* EXERCISE DATA *
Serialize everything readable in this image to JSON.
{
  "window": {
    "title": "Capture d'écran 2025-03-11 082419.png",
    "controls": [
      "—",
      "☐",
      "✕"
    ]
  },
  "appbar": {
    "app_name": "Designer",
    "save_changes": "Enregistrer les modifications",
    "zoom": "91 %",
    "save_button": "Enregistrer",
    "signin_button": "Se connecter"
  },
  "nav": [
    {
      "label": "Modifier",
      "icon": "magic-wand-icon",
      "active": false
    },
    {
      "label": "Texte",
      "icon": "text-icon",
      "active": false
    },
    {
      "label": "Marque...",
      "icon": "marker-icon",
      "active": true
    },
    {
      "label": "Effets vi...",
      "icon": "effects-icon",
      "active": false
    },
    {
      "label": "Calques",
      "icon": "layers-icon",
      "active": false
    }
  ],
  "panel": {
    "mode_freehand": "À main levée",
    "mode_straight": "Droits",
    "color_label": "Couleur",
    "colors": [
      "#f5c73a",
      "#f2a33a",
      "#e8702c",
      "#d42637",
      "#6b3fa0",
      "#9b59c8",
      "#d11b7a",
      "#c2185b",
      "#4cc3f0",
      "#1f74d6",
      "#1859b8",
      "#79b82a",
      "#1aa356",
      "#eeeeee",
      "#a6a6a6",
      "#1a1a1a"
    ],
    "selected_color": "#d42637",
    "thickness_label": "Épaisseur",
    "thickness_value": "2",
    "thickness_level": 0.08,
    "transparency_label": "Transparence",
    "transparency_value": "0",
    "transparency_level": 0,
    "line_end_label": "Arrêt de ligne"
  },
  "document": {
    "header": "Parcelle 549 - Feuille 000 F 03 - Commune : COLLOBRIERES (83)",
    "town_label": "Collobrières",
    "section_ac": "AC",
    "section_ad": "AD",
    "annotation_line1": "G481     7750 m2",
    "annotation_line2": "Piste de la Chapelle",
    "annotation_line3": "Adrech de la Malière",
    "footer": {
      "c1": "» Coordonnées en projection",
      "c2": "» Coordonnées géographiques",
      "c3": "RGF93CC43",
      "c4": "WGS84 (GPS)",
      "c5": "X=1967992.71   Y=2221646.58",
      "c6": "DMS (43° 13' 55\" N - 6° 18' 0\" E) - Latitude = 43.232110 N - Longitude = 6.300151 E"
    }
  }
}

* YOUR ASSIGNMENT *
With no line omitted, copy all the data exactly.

* EXERCISE RESULT *
Serialize everything readable in this image to JSON.
{
  "window": {
    "title": "Capture d'écran 2025-03-11 082419.png",
    "controls": [
      "—",
      "☐",
      "✕"
    ]
  },
  "appbar": {
    "app_name": "Designer",
    "save_changes": "Enregistrer les modifications",
    "zoom": "91 %",
    "save_button": "Enregistrer",
    "signin_button": "Se connecter"
  },
  "nav": [
    {
      "label": "Modifier",
      "icon": "magic-wand-icon",
      "active": false
    },
    {
      "label": "Texte",
      "icon": "text-icon",
      "active": false
    },
    {
      "label": "Marque...",
      "icon": "marker-icon",
      "active": true
    },
    {
      "label": "Effets vi...",
      "icon": "effects-icon",
      "active": false
    },
    {
      "label": "Calques",
      "icon": "layers-icon",
      "active": false
    }
  ],
  "panel": {
    "mode_freehand": "À main levée",
    "mode_straight": "Droits",
    "color_label": "Couleur",
    "colors": [
      "#f5c73a",
      "#f2a33a",
      "#e8702c",
      "#d42637",
      "#6b3fa0",
      "#9b59c8",
      "#d11b7a",
      "#c2185b",
      "#4cc3f0",
      "#1f74d6",
      "#1859b8",
      "#79b82a",
      "#1aa356",
      "#eeeeee",
      "#a6a6a6",
      "#1a1a1a"
    ],
    "selected_color": "#d42637",
    "thickness_label": "Épaisseur",
    "thickness_value": "2",
    "thickness_level": 0.08,
    "transparency_label": "Transparence",
    "transparency_value": "0",
    "transparency_level": 0,
    "line_end_label": "Arrêt de ligne"
  },
  "document": {
    "header": "Parcelle 549 - Feuille 000 F 03 - Commune : COLLOBRIERES (83)",
    "town_label": "Collobrières",
    "section_ac": "AC",
    "section_ad": "AD",
    "annotation_line1": "G481     7750 m2",
    "annotation_line2": "Piste de la Chapelle",
    "annotation_line3": "Adrech de la Malière",
    "footer": {
      "c1": "» Coordonnées en projection",
      "c2": "» Coordonnées géographiques",
      "c3": "RGF93CC43",
      "c4": "WGS84 (GPS)",
      "c5": "X=1967992.71   Y=2221646.58",
      "c6": "DMS (43° 13' 55\" N - 6° 18' 0\" E) - Latitude = 43.232110 N - Longitude = 6.300151 E"
    }
  }
}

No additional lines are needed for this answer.